Common Mistakes to Avoid

  1. Making a quick decision: Many people name their PoAs without thinking about their choice’s financial capability, much less their ability to get along with other family members.
  2. Assuming family is always the best choice: It’s far more important to choose someone who truly has your client’s best interests at heart.
  3. Waiting too long: If there’s already a question of diminishing capacity, it’s likely too late to make a power of attorney ironclad.
  4. Not reviewing it: Changing life circumstances and new provincial legislation can make an old PoA invalid.

Plan for Incapacity

Your estate plan doesn’t end with an up-to-date will. It should also anticipate possible future incapacity, which usually means preparing powers of attorney for both property and personal care.

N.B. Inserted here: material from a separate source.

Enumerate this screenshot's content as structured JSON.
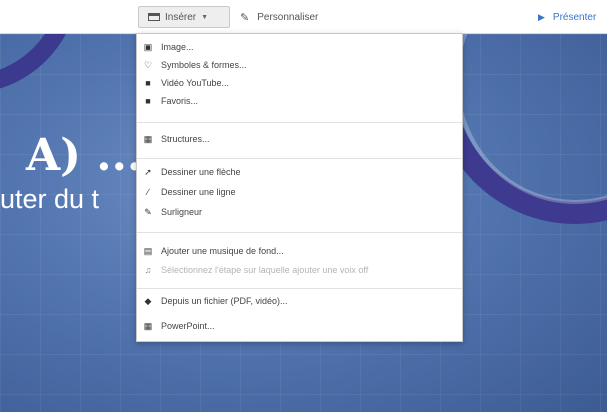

Power of attorney, a legal document that gives someone else the right to act on your behalf, has two main types: one for management of property, another for personal care.

Will and estate planners generally advise preparing both types of powers of attorney. While they are often prepared at the same time as your will, they can be created at any time.

Personal care

With a power of attorney for personal care, you can authorize someone to make decisions concerning your personal care in the event that you become incapable of making them yourself.

You can give power of attorney for personal care if you’re at least 16 years old, have “the ability to understand whether the proposed attorney has a genuine concern” for your welfare, and can appreciate that the attorney may need to make decisions.

Personal care includes decisions concerning health care, nutrition, shelter, clothing, hygiene and safety.

Property

A continuing power of attorney for property authorizes someone to do anything regarding your property that you could do if capable, except make a will.

The law says you’re capable of giving a power of attorney for property if you’re at least 18 years of age, know what kind of property you have, along with its rough value, and are aware of any obligations owed to your dependants.

The term “continuing” (sometimes called “enduring”) refers to a power of attorney that may be exercised during the grantor’s subsequent incapacity to manage property. Ensure the document stipulates that you want the power of attorney to be used only if you become incapable.

What you need to know

A continuing power of attorney for property is a powerful document. Unless otherwise stated in the document, it’s effective when signed, granting considerable power.

In fact, the act explicitly requires you to acknowledge this authority can be misused. And, as part of the capacity test for granting a continuing power of attorney, you must also acknowledge the property you own may decline in value if not properly managed.

A financial institution, land titles office or other third party presented with a continuing power of attorney for property with the restriction “effective only in the event of the grantor’s incapacity” will want evidence of the incapacity.

That evidence could be hard to get. One solution is to set out terms of use in a separate document and have all original copies of the power of attorney held by a trusted third party. You could, for example, direct that document be released only if:

  • You tell the attorney you want him or her to start acting;
  • You are legally declared incapable of managing your property;
  • One or more doctors advise that you’d benefit from assistance in managing your affairs; or
  • Certain family members advise the attorney should begin acting.

No direction could be costly

If you fail to prepare power of attorney documents, it may take an application to court before someone can be appointed to make decisions for you. That can leave you scrambling when you’re in no physical shape do so. Having a will doesn’t help because an executor is only authorized to act after you die.

On top of that, court processes can be both costly and time-consuming. Depending on the circumstances, the Public Guardian and Trustee may have to get involved.

You also lose the opportunity to appoint people or companies of your choosing and aren’t able to establish parameters regarding the actions of your substitute decision makers.